WORK REQUIRED -> Please return all lines of the data below containing the string "content".

PROVIDED MATERIAL ->

- Opening Delimiter -

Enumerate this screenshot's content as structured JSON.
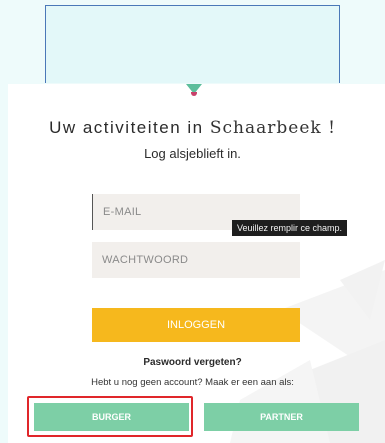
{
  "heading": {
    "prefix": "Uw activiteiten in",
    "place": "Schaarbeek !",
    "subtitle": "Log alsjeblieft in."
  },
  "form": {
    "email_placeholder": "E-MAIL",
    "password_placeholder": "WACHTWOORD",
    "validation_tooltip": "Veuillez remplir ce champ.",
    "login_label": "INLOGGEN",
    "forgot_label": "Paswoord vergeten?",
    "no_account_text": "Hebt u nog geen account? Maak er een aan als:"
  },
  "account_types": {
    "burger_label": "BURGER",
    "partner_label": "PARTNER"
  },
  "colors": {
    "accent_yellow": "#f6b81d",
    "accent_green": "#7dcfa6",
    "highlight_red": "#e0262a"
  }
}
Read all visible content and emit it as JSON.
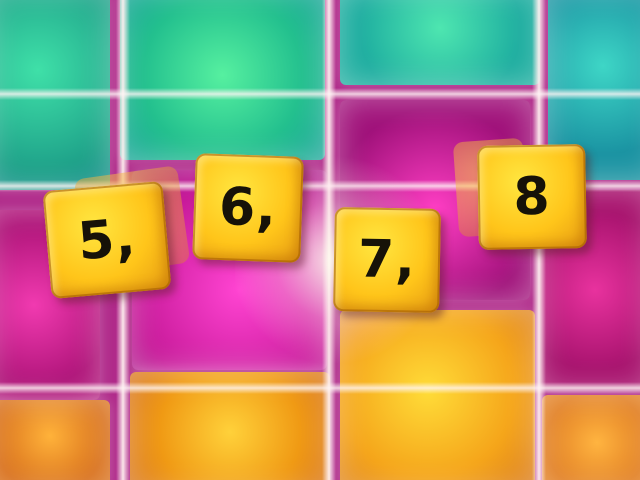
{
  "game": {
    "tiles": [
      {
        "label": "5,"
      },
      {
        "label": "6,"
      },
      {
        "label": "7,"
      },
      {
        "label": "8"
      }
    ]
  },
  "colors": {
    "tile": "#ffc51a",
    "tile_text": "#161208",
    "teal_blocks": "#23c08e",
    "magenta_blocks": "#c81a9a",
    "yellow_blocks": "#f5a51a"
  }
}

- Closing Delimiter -

EXERCISE RESPONSE ->
Enumerate this screenshot's content as structured JSON.
Read all visible content and emit it as JSON.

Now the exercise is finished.